     One man with a grievance is helpless by himself, but when he is backed by the British Legion he will get help, whether it is to get a job or to start in business, pay the school fees for a promising child, help his dependants when they are in need, or other ways, which, if he will take the trouble to inquire, may be news to him.

     I do not want “scroungers” to get the idea that they can join the Legion and be kept for the rest of their lives.  In the first place this class of man is not wanted, and if he is known he will not be accepted as a member.

     The men we want are those in jobs, so that they may help those less fortunate, others who will get their pals to join us, those also who want help which when given will be appreciated, and if a job is found do their duty to their employer, and not let down others who want jobs by bringing discredit on their organisation.

     The Services Club in Westgate-street is an entirely separate affair.  That is open for ex-Servicemen to join whether they belong to an organisation or not.  It is sincerely hoped that members of the British Legion will join, and negotiations are now taking place to try to make a subscription of 5s, include membership to both Club and Legion.

     At present the Legion subscription is 2s. 6d. and an entrance fee of 1s., 3s. 6d. in all for the first year.  Intending members may obtain all the information they require at the Services Club, facilities having been kindly given by the President, between 7 p.m. and 9 p.m. any evening for the next two weeks.

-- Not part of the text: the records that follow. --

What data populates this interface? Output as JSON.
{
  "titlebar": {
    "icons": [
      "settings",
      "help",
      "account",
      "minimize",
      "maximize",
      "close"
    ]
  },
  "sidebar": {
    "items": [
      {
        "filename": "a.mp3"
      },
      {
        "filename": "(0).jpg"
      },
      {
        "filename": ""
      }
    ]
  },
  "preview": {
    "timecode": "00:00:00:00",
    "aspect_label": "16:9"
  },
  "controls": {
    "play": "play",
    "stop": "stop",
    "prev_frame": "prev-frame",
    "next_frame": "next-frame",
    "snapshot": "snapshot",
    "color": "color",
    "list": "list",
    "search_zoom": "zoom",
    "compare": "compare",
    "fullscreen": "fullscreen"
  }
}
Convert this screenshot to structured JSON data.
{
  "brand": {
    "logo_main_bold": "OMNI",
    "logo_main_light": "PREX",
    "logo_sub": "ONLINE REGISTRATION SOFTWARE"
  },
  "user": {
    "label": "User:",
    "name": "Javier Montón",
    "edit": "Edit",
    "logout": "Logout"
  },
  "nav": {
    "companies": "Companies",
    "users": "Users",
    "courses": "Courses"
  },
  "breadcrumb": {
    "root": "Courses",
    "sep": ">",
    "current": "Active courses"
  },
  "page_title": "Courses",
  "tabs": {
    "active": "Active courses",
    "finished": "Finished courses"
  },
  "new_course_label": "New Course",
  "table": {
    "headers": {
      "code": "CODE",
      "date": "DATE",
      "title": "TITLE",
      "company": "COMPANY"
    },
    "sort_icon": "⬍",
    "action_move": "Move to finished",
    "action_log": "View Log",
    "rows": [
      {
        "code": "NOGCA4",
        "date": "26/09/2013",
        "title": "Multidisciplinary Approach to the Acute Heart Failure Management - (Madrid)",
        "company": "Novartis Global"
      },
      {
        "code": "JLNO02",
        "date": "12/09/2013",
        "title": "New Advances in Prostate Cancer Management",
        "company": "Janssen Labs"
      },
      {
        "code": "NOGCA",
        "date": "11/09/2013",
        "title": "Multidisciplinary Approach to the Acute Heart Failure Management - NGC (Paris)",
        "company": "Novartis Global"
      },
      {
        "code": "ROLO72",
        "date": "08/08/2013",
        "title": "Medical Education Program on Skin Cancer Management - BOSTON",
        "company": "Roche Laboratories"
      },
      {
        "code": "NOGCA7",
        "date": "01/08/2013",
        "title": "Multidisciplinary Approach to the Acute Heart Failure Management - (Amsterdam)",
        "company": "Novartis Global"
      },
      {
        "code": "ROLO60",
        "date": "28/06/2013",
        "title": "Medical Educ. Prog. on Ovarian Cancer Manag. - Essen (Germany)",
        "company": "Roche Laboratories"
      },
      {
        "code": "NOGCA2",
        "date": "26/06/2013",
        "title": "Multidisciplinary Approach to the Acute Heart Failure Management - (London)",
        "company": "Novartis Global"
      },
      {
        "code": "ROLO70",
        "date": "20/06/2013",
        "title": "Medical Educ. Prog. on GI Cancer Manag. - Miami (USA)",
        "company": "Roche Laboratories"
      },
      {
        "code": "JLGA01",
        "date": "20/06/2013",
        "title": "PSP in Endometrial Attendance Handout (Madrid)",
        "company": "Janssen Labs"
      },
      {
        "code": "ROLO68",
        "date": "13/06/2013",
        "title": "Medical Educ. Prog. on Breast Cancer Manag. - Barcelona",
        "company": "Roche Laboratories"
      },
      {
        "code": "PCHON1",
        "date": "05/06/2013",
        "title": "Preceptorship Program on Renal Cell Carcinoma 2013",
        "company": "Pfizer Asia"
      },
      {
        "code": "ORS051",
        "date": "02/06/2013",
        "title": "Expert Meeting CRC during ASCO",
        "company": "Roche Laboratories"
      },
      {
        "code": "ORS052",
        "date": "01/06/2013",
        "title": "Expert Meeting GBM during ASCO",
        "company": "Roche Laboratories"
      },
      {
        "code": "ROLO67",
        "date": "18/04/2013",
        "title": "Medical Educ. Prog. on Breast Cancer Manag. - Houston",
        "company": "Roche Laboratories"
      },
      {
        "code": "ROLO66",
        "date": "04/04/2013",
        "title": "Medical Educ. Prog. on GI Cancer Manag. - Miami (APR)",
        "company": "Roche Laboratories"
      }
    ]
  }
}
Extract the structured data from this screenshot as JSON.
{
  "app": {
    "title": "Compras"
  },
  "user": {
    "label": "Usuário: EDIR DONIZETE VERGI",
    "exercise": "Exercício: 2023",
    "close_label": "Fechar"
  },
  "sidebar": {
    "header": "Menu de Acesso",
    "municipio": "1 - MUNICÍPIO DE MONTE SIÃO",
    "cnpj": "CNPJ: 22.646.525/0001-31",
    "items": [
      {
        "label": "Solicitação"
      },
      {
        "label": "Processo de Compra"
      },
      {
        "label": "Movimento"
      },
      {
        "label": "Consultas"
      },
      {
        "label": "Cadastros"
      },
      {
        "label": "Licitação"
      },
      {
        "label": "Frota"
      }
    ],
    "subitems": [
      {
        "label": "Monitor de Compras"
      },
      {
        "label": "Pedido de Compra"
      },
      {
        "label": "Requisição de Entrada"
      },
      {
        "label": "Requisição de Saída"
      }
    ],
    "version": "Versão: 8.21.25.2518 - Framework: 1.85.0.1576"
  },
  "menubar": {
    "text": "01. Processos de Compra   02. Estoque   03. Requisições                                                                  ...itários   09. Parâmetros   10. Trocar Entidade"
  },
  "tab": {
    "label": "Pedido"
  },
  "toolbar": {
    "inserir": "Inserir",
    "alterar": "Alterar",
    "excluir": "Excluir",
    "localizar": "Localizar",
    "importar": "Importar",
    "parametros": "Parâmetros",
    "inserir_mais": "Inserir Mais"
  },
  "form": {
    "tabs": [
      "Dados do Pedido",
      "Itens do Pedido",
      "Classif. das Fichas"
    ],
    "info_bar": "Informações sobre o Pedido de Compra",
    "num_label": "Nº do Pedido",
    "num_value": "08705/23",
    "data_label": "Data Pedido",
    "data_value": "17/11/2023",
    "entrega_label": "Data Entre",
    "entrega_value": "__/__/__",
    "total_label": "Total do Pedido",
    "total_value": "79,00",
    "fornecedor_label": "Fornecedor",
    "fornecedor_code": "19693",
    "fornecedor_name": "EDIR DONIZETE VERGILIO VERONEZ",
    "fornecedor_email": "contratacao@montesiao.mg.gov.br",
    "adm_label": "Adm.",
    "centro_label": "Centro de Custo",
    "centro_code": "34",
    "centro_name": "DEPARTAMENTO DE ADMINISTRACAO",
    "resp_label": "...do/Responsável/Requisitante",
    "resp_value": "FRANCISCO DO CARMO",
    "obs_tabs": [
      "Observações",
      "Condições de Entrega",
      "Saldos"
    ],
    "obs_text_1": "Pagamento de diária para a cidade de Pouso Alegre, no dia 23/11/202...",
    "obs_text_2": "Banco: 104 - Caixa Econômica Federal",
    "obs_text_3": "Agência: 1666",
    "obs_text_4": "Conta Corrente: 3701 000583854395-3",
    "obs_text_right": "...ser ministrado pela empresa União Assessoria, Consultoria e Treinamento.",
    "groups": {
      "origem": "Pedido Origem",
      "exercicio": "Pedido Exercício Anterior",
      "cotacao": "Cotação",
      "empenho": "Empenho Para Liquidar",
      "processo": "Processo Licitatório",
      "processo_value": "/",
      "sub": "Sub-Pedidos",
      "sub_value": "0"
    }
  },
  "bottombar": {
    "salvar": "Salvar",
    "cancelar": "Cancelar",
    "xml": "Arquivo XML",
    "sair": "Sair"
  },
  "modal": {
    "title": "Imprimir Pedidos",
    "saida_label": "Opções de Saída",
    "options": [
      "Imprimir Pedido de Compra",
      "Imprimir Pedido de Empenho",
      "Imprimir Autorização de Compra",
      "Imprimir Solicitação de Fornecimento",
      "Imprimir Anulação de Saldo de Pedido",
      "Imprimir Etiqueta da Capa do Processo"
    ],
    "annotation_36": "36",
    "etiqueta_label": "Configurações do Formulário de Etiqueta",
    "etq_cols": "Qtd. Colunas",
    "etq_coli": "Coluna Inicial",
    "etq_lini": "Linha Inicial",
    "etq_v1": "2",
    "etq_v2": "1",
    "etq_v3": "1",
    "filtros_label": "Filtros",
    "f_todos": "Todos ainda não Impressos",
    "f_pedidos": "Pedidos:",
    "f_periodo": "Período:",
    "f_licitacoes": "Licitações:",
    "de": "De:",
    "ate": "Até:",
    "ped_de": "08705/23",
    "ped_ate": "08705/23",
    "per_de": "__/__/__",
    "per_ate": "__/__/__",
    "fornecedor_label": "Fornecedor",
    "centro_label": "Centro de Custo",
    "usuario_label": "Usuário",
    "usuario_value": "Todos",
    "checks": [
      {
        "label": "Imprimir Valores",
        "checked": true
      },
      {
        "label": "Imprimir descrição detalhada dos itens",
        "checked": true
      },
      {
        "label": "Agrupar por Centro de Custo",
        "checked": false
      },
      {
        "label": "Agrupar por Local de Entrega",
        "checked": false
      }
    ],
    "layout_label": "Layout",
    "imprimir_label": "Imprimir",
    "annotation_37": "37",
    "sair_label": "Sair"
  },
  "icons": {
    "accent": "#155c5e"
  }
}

     It is up to all men who are eligible to join to make the local branch a big success.  Everything depends on numbers.  When there are sufficient members a meeting will be held, committee and officers elected, and a Relief Committee formed which will have the administration of the Unity Relief Fund.  This fund has already assisted nearly 200,000 cases of distress, having expended over £50,000.  There are already 1,400 branches of the British Legion in existence, and this number is being added to daily.

     The British Legion works in co-operation with the United Services Fund.  From this fund £1,934,000 has been expended on behalf of ex Service men and women, widows and dependants; orphan children of ex-Servicemen have been cared for, boarded out, medically treated, and educated.

     Now those who are proud of having “done their bit” and are not too selfish to help others roll up and join.  Gloucester had a splendid record in the war, and it is up to all those who helped to win it to “get together” in an organisation whose patron is the Prince of Wales and its President Filed-Marshal Earl Haig.

     The local officers (temporary and honorary) are Captain A.C. Holloway (chairman), Mr. G. Trevor Wellington (treasurer), and

                                                Yours truly


Gloucester, Feb, 4th